DC Super Stars #17. The average of the last three sales was $196.33. The trend from the last date checked is +46.1%.
Wonder Woman #7. NO SALES. A total of 17 sales.
Ms. Marvel #1. The average of the last three sales was $224.65. The trend from the last date checked to current is +53%.
Iron Man #219. The average of the last three sales was $56.58. The book was trending at +43.3%.
The trend for Ms. Marvel looks great from the last date checked to 7/16/21. The problem is that the last three sales were all trending downwards. DC Super-Stars saw a nice increase in value since last checked. The Ghost came from nowhere to have some value, but is nearing three years with a total of 13 sales in this condition for less than the price you get around the release of the movie. The total lack of Wonder Woman #7 sales when there should be more interest is troubling. This book was on the hot list for several weeks and yet now there is very little interest in the book in the 9.2 grade.
Movie news is one of the biggest drivers in comic book sales. Numerous articles are published about how to profit from these movies. The problem is that this may be a classic example of FOMO. The news drives the hype and sales volumes. These books do rise in value, but not to the degree of the hype. These books may be good investments but there may be even better investments out there that you are ignoring.
Another area that I am now concerned about is other “key issues” for these characters. The books evaluated were all first appearances of the characters involved in the films. There are no bigger key issues for these characters. If these books are seeing good returns, how solid an investment are books that are ancillary to these first appearances? Numerous investors purchase these books, but could the time frame profit windows be even smaller with these less-key books? I believe this has to be studied further, but my belief is unless these books can be found for a very small investment one might be wise to avoid these books. The Carol Danvers versus Ms. Marvel first appearance books may be indicative of this hypothesis.
I will continue to look at these types of analyses for film-related properties. I do not scoff at solid returns on comic books. The problem is that the more remote the character in a connected universe, the less the return one will see in their investment. The time frame to realize profits may also be less than it is for major characters. The Fantastic Four and X-Men are coming to the MCU so their books should increase in value. Will we see the same modest returns though for affiliated characters of those teams that we are now seeing in the data? In addition, will these less-key books retain their value for the long term? That is a question that will need to be evaluated.
Finally, how will films and television shows that focus on non-major comic book characters impact the value of comic book keys? Will these books be great investments or just solid producers? The farther down the A-List you go, the greater the chance for a bad investment. The quality of the film could then play a greater factor in the success of these films. You need to constantly be evaluating multiple factors now to determine if these books are buys, sells, or holds for both the short and long term.

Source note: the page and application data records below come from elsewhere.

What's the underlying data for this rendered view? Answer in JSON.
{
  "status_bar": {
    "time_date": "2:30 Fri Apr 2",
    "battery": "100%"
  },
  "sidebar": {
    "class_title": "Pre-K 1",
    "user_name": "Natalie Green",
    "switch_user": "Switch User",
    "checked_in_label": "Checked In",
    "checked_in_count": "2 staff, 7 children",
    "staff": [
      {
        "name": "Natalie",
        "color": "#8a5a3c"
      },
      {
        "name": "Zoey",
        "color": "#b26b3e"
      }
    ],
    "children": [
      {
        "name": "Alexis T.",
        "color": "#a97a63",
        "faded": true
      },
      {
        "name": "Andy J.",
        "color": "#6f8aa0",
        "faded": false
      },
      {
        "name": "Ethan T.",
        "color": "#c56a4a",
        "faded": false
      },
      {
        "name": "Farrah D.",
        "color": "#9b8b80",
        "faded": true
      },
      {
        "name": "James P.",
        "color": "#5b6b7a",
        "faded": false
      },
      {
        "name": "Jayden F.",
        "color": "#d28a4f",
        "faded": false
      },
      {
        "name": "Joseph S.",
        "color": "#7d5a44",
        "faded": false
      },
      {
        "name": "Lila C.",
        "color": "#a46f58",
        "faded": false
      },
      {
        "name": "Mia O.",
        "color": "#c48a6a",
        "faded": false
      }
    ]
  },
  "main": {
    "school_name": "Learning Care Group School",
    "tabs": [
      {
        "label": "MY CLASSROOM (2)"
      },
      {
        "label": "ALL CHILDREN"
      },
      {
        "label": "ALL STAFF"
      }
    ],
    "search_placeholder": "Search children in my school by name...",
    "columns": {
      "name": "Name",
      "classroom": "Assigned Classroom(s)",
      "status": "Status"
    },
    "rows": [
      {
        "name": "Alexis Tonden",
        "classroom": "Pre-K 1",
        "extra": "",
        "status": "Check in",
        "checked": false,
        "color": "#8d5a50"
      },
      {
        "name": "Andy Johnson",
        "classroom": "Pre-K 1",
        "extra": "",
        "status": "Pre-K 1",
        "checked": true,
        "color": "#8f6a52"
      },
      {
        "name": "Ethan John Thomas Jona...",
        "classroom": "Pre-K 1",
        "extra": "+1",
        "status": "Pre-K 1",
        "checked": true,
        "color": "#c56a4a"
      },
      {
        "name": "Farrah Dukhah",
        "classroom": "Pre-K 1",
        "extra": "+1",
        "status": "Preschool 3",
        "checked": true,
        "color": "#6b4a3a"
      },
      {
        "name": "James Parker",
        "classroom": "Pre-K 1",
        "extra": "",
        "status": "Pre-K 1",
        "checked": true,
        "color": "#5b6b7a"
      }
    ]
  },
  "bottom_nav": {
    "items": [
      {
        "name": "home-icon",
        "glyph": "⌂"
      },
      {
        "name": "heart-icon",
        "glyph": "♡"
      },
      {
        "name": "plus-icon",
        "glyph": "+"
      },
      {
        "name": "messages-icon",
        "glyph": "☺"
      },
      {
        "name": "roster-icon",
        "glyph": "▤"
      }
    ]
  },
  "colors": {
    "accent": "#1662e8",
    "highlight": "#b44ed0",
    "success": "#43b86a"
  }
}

Investors have become complacent in that most of the “hot” books are related to film and television developments. If one takes away the sales commissions and associated costs for selling these books sometimes there is very little meat left on the bone. The problem is that other sites give you the sizzle but ignore the steak (data). Use the GoCollect data tools to break down the numbers for different time frames can help you avoid missing the best times to sell books. You may determine that books you thought you should hold should now be sold, and vice versa. The data never lies.